- _DATASET ENTRIES_
┄┄┄┄┄┄┄┄┄┄┄┄┄┄┄┄┄┄┄┄
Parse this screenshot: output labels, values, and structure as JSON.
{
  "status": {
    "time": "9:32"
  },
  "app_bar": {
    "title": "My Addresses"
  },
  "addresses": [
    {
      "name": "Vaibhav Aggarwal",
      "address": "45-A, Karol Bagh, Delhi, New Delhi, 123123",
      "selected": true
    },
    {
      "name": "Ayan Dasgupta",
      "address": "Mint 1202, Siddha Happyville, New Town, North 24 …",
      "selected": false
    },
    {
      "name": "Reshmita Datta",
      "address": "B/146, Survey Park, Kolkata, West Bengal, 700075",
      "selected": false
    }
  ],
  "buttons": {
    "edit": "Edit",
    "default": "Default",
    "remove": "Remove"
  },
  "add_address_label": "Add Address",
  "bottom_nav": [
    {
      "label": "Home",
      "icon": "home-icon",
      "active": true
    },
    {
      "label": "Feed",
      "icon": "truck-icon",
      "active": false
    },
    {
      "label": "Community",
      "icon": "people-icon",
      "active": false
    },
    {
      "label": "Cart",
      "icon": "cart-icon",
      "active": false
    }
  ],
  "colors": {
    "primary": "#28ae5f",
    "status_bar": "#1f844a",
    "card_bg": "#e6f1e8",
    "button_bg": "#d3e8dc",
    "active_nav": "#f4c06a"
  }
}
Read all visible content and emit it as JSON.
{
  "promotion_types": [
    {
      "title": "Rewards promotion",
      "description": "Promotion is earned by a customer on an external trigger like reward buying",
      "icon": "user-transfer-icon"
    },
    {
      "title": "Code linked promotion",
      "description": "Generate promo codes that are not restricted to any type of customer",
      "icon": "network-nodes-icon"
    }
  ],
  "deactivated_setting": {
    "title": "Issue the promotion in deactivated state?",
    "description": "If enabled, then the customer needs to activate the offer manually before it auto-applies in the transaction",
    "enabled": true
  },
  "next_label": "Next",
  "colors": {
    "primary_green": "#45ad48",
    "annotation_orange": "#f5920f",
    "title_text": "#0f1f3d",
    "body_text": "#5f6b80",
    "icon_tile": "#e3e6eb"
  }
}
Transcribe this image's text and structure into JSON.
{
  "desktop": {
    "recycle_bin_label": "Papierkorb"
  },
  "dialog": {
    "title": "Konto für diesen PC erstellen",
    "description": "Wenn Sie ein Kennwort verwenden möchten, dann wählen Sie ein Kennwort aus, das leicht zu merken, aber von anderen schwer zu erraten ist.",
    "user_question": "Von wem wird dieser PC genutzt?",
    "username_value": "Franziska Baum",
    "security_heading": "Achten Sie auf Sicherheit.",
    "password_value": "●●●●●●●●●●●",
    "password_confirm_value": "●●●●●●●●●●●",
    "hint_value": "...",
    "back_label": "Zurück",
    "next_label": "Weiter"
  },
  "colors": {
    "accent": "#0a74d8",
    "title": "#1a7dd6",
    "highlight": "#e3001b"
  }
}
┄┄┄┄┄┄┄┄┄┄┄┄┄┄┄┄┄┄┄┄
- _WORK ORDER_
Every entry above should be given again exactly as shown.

- _REPLY TO THE TASK_
Parse this screenshot: output labels, values, and structure as JSON.
{
  "status": {
    "time": "9:32"
  },
  "app_bar": {
    "title": "My Addresses"
  },
  "addresses": [
    {
      "name": "Vaibhav Aggarwal",
      "address": "45-A, Karol Bagh, Delhi, New Delhi, 123123",
      "selected": true
    },
    {
      "name": "Ayan Dasgupta",
      "address": "Mint 1202, Siddha Happyville, New Town, North 24 …",
      "selected": false
    },
    {
      "name": "Reshmita Datta",
      "address": "B/146, Survey Park, Kolkata, West Bengal, 700075",
      "selected": false
    }
  ],
  "buttons": {
    "edit": "Edit",
    "default": "Default",
    "remove": "Remove"
  },
  "add_address_label": "Add Address",
  "bottom_nav": [
    {
      "label": "Home",
      "icon": "home-icon",
      "active": true
    },
    {
      "label": "Feed",
      "icon": "truck-icon",
      "active": false
    },
    {
      "label": "Community",
      "icon": "people-icon",
      "active": false
    },
    {
      "label": "Cart",
      "icon": "cart-icon",
      "active": false
    }
  ],
  "colors": {
    "primary": "#28ae5f",
    "status_bar": "#1f844a",
    "card_bg": "#e6f1e8",
    "button_bg": "#d3e8dc",
    "active_nav": "#f4c06a"
  }
}
Read all visible content and emit it as JSON.
{
  "promotion_types": [
    {
      "title": "Rewards promotion",
      "description": "Promotion is earned by a customer on an external trigger like reward buying",
      "icon": "user-transfer-icon"
    },
    {
      "title": "Code linked promotion",
      "description": "Generate promo codes that are not restricted to any type of customer",
      "icon": "network-nodes-icon"
    }
  ],
  "deactivated_setting": {
    "title": "Issue the promotion in deactivated state?",
    "description": "If enabled, then the customer needs to activate the offer manually before it auto-applies in the transaction",
    "enabled": true
  },
  "next_label": "Next",
  "colors": {
    "primary_green": "#45ad48",
    "annotation_orange": "#f5920f",
    "title_text": "#0f1f3d",
    "body_text": "#5f6b80",
    "icon_tile": "#e3e6eb"
  }
}
Transcribe this image's text and structure into JSON.
{
  "desktop": {
    "recycle_bin_label": "Papierkorb"
  },
  "dialog": {
    "title": "Konto für diesen PC erstellen",
    "description": "Wenn Sie ein Kennwort verwenden möchten, dann wählen Sie ein Kennwort aus, das leicht zu merken, aber von anderen schwer zu erraten ist.",
    "user_question": "Von wem wird dieser PC genutzt?",
    "username_value": "Franziska Baum",
    "security_heading": "Achten Sie auf Sicherheit.",
    "password_value": "●●●●●●●●●●●",
    "password_confirm_value": "●●●●●●●●●●●",
    "hint_value": "...",
    "back_label": "Zurück",
    "next_label": "Weiter"
  },
  "colors": {
    "accent": "#0a74d8",
    "title": "#1a7dd6",
    "highlight": "#e3001b"
  }
}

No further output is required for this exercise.